• [What you are asked to do]: Where a record contains an image, leave the image out and print the rest exactly.

:::::

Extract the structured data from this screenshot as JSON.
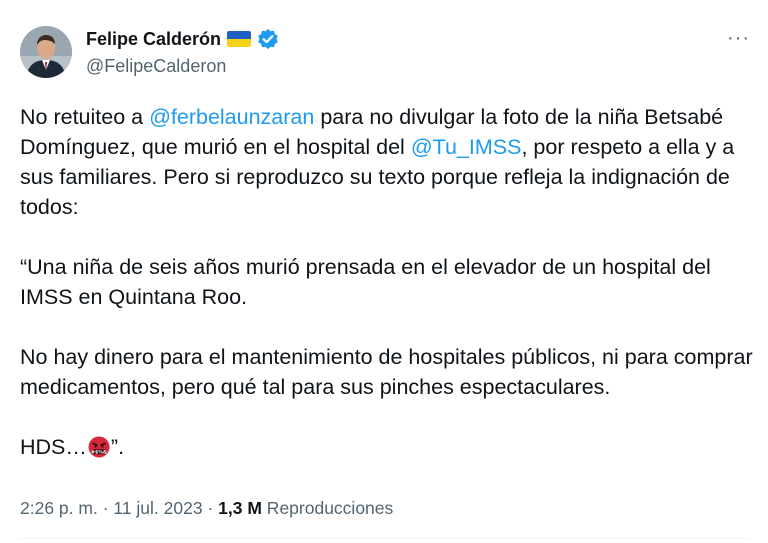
{
  "author": {
    "name": "Felipe Calderón",
    "handle": "@FelipeCalderon"
  },
  "menu": {
    "more_label": "···"
  },
  "tweet": {
    "p1": {
      "t1": "No retuiteo a ",
      "m1": "@ferbelaunzaran",
      "t2": " para no divulgar la foto de la niña Betsabé Domínguez, que murió en el hospital del ",
      "m2": "@Tu_IMSS",
      "t3": ", por respeto a ella y a sus familiares. Pero si reproduzco su texto porque refleja la indignación de todos:"
    },
    "p2": "“Una niña de seis años murió prensada en el elevador de un hospital del IMSS en Quintana Roo.",
    "p3": "No hay dinero para el mantenimiento de hospitales públicos, ni para comprar medicamentos, pero qué tal para sus pinches espectaculares.",
    "p4": {
      "before": "HDS…",
      "after": "”."
    }
  },
  "meta": {
    "time": "2:26 p. m.",
    "sep1": " · ",
    "date": "11 jul. 2023",
    "sep2": " · ",
    "views": "1,3 M",
    "views_label": " Reproducciones"
  },
  "colors": {
    "link": "#1d9bf0",
    "text": "#0f1419",
    "secondary": "#536471",
    "verified": "#1d9bf0"
  },
  "icons": {
    "flag": "ukraine-flag-icon",
    "verified": "verified-badge-icon",
    "emoji": "angry-cursing-face-icon"
  }
}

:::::

• [Task result]:
Extract the structured data from this screenshot as JSON.
{
  "author": {
    "name": "Felipe Calderón",
    "handle": "@FelipeCalderon"
  },
  "menu": {
    "more_label": "···"
  },
  "tweet": {
    "p1": {
      "t1": "No retuiteo a ",
      "m1": "@ferbelaunzaran",
      "t2": " para no divulgar la foto de la niña Betsabé Domínguez, que murió en el hospital del ",
      "m2": "@Tu_IMSS",
      "t3": ", por respeto a ella y a sus familiares. Pero si reproduzco su texto porque refleja la indignación de todos:"
    },
    "p2": "“Una niña de seis años murió prensada en el elevador de un hospital del IMSS en Quintana Roo.",
    "p3": "No hay dinero para el mantenimiento de hospitales públicos, ni para comprar medicamentos, pero qué tal para sus pinches espectaculares.",
    "p4": {
      "before": "HDS…",
      "after": "”."
    }
  },
  "meta": {
    "time": "2:26 p. m.",
    "sep1": " · ",
    "date": "11 jul. 2023",
    "sep2": " · ",
    "views": "1,3 M",
    "views_label": " Reproducciones"
  },
  "colors": {
    "link": "#1d9bf0",
    "text": "#0f1419",
    "secondary": "#536471",
    "verified": "#1d9bf0"
  },
  "icons": {
    "flag": "ukraine-flag-icon",
    "verified": "verified-badge-icon",
    "emoji": "angry-cursing-face-icon"
  }
}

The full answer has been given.